Categories: Syria - civil war

About the Author(s)

Adam Ahmad is an investigative researcher at the Woodrow Wilson International Center in Washington, DC concentrating on counterterrorism in the South Asian region.

Comments

Turkestani

Sat, 02/11/2012 - 9:40am

"More importantly, the Syrian opposition has publically refuted external military assistance and sanctions on their behalf."

Was true in the beginning of the Syrian uprising, last year, but perhaps not anymore?

Lamson719

Fri, 02/10/2012 - 6:39am

hmm...Can Assad afford to sustain his armed forces during this period? I think it's unlikely if the insurgency gets worse. The troops outnumber the insurgents 10 to 1, but if Assads forces start running out of equipment, ammo etc, they are (in my oppinion) following the path of South Vietnam in 1974.

Also, it's worth bearing in mind that some of the troops can't be sent into the fight because of fears they will sympathise with the rebels.

I think Assads days are numbered, but he will hold on for maximum 1 year...a very bloody year though.

Robert C. Jones

Fri, 02/10/2012 - 4:41am

Assad is the poster child for a type of Middle Eastern leader, or more accurately, Middle Eastern leadership, deemed increasingly invalid by the evolving populaces of the region. His presence in power is not the primary problem, it is his obsolete perspective on how he choses to wield that power that is driving the revolutionary ferver in Syria.
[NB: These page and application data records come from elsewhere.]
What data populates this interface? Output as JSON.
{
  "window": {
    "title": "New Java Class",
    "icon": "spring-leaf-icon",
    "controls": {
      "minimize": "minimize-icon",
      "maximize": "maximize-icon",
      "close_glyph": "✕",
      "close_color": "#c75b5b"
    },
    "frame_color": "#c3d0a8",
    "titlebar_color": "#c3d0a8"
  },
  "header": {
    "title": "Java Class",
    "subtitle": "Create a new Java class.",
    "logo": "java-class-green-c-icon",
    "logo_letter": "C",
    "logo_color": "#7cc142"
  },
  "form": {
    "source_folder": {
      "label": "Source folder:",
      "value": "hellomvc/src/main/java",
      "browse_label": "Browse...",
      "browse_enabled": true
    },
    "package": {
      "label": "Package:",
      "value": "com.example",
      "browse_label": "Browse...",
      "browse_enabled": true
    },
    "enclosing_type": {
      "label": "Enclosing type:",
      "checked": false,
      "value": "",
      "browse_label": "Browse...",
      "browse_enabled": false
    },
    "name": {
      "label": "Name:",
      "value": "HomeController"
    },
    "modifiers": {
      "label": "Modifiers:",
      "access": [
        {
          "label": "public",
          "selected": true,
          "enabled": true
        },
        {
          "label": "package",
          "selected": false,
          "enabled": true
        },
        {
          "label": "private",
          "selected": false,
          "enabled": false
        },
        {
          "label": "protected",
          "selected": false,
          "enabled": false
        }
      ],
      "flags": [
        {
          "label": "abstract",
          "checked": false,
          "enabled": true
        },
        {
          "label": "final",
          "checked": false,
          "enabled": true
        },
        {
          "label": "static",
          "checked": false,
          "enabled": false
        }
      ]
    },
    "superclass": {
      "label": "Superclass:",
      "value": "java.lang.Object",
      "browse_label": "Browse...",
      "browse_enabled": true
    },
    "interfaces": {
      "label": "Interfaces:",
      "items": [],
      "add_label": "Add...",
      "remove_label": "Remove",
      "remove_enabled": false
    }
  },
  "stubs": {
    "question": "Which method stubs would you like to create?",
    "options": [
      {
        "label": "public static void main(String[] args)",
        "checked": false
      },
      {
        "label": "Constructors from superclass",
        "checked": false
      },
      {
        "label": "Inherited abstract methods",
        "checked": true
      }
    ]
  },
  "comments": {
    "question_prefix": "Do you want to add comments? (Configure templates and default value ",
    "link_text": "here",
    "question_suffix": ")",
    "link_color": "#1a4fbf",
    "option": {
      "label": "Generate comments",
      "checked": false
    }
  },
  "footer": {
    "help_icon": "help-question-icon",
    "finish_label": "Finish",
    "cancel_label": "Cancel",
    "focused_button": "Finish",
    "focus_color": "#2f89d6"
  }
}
I doubt any of the new friends listed will be foolish enough to intervene in any major way to sustain Assad in power, nor should we be foolish enough to intervene to speed his demise. Far better we find credible voices (Turkey perhaps?) to talk Assad down off the ledge and convince him to engage his populace, listen to their concerns and make reasonable accomodations of governance to better include the entire populace in a form of governance they find more acceptable than what they have experienced to date.

There is a shifting balance point in terms of how much control government must have over the people, and how much control the people must have over the government. Each culture and country is different, so no US perspective on where the proper balance point should be is apt to be valid. But certainly Mr. Assad's perspective on where that balance point should be has grown invalid since the reign of his father as well. The people are evolving, the governments lag behind. This is true in many places, but is far more apt to lead to revolution in those places where the people have few effective legal options to call for or implement change.

Governments who cling to the same beliefs and fears as Mr. Assad expose themselves when they come to his aid. Also those governments seeking in roads to greater influence in the Middle East by competing for the "Despot protection" detail. Let them have it, I say. Protecting despots never produced a discounted price for oil, but has certainly provided plenty of motivation for those who oppose such external manipulations of the national and regional poliitics of the region to target such countries for acts of transnational terrorism. The sad state of US influence in the region and our troubles with terrorism emanating from the Middle East are testament to that.

Time for the US to do some rebalancing of our foreign policies and how we implement them (ways and means) as well. When one slowly increses how much energy they must apply abroad to sustain their family of policies, until one is at the point of having a military at war overseas to sustain a nation at peace at home, it is time to reassess and make some changes.

For the US, how we play this round is critical; because it will shape our options for when this type of popular pressure is applied in countries we have closer relations to, such as Saudi Arabia or the UAE. We can use Syria to make a turn toward more effective policies toward this region, or we can send unclear messages as we have in Arab Spring to date, or we can double down on our old Cold War approaches that helped bring us to this point. Choose wisely.

All eyes are on Syria, because how this round is played will shape the decisions of a wide range of players across the region and around the globe as to how they play the next round.